(Dataset records)
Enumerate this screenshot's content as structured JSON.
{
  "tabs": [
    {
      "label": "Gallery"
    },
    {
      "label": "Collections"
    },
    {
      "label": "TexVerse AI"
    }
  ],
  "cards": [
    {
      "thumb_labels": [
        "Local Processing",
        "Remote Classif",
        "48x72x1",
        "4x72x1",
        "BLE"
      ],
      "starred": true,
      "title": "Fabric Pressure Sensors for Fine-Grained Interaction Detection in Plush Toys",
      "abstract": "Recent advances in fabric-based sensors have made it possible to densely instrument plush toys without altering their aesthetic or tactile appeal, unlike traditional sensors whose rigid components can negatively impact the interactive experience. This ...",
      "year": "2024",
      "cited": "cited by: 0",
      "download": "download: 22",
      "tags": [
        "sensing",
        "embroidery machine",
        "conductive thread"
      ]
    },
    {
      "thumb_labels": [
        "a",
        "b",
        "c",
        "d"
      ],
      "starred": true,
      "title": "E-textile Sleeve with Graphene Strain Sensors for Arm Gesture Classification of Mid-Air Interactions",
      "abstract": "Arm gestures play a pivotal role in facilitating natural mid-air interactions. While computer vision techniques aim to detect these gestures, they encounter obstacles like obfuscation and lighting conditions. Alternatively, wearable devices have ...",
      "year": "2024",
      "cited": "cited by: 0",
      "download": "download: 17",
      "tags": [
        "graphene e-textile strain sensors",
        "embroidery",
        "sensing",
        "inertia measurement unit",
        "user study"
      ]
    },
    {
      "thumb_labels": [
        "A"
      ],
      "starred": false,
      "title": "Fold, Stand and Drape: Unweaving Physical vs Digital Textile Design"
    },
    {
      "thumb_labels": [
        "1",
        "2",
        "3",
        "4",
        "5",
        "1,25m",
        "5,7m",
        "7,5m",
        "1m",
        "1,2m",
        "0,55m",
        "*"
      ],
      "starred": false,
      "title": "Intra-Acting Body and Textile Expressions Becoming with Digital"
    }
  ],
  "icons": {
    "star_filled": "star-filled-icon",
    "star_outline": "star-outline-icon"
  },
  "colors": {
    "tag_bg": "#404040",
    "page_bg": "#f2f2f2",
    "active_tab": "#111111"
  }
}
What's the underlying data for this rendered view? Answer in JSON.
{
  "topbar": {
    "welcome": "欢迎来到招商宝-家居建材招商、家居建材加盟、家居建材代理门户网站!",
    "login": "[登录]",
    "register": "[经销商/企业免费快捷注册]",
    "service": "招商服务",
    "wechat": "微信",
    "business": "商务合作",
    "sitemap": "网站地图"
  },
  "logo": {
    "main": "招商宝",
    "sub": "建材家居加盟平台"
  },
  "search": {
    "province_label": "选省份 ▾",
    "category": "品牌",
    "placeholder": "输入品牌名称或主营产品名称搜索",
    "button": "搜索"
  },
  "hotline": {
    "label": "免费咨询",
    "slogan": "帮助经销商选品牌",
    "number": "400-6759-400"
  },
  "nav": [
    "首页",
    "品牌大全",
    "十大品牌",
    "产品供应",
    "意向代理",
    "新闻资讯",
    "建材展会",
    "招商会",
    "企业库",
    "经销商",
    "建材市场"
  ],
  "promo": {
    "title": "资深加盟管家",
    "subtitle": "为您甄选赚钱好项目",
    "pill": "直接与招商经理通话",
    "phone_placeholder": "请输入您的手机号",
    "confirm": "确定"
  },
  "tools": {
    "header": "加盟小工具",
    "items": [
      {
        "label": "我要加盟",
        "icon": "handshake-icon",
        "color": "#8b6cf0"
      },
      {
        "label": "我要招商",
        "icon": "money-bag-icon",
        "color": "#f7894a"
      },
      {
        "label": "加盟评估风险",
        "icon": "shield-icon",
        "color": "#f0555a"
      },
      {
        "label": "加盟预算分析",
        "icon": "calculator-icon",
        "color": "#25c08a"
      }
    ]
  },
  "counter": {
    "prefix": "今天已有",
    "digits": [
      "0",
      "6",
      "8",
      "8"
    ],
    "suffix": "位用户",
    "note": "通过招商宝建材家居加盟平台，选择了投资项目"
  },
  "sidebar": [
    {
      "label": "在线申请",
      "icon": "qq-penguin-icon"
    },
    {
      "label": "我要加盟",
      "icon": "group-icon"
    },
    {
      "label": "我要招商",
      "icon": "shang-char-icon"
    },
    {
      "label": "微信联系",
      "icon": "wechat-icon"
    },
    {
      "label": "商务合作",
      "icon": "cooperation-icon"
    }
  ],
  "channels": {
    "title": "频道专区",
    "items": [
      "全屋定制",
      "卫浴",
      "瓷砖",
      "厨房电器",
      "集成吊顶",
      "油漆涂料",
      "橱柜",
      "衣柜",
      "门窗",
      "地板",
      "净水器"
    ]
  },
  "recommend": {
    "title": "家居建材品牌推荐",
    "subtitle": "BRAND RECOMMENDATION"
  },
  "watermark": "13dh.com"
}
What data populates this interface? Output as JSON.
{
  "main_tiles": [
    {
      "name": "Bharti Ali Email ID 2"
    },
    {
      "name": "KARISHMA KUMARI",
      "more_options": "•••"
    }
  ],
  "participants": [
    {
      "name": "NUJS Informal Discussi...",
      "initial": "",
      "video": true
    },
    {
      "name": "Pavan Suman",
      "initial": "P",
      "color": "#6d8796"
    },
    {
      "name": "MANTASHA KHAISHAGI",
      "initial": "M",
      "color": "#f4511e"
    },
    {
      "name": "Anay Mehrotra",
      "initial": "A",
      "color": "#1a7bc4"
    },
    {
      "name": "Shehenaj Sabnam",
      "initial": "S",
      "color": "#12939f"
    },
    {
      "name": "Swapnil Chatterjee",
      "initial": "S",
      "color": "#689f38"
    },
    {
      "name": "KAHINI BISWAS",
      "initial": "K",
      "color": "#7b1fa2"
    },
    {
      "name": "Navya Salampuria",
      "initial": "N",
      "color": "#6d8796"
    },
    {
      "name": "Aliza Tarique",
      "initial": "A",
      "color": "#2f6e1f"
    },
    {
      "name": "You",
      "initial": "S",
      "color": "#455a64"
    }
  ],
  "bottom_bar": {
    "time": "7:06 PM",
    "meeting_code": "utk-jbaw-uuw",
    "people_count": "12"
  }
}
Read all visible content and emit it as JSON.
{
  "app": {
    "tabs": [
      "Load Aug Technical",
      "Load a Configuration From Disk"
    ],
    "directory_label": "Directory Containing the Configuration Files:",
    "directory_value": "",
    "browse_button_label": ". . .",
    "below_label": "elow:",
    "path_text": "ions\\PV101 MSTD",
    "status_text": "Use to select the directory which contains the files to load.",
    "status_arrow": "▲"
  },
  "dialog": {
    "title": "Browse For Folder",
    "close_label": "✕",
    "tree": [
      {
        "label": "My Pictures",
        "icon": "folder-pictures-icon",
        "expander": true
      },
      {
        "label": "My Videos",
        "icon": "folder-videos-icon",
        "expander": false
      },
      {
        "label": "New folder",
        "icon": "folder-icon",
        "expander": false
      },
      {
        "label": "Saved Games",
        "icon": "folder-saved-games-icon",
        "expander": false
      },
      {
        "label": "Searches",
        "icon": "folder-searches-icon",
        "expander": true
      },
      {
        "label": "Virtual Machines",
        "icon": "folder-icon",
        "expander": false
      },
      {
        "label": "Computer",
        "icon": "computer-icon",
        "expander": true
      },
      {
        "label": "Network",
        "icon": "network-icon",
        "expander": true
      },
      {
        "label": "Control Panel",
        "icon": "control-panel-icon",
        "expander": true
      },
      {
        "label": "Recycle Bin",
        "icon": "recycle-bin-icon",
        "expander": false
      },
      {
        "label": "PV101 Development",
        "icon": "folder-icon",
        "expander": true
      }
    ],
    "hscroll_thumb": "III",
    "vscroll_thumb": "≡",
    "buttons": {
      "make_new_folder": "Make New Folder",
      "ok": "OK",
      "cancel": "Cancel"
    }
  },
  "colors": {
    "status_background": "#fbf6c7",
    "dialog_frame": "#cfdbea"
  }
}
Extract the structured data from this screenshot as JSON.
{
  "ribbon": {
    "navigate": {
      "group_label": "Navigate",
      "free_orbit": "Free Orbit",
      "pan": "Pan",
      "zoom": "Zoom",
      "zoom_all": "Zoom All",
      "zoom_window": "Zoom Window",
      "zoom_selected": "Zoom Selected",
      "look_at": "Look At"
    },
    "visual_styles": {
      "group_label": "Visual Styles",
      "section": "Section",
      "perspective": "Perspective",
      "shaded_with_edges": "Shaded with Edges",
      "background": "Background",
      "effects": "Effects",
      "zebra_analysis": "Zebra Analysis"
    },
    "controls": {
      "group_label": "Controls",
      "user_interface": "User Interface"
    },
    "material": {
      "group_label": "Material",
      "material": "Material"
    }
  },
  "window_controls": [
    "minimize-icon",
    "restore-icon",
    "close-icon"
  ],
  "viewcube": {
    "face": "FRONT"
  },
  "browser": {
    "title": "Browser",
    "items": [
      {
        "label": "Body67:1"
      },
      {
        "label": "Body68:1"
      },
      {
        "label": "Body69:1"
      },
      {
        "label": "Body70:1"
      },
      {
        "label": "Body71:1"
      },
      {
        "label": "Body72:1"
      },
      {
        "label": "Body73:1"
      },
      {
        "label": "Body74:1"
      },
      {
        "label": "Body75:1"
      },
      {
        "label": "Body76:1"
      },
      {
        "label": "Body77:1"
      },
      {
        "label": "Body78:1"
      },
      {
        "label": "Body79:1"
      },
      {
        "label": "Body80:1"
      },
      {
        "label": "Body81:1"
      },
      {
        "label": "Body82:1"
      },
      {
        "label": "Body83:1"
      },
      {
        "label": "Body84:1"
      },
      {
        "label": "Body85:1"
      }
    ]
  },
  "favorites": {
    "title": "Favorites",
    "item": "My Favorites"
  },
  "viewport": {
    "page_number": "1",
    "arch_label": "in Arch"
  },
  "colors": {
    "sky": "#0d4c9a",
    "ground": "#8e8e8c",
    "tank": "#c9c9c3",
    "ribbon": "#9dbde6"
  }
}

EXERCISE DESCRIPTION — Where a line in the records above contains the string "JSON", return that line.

RESULT BELOW —
Enumerate this screenshot's content as structured JSON.
What's the underlying data for this rendered view? Answer in JSON.
What data populates this interface? Output as JSON.
Read all visible content and emit it as JSON.
Extract the structured data from this screenshot as JSON.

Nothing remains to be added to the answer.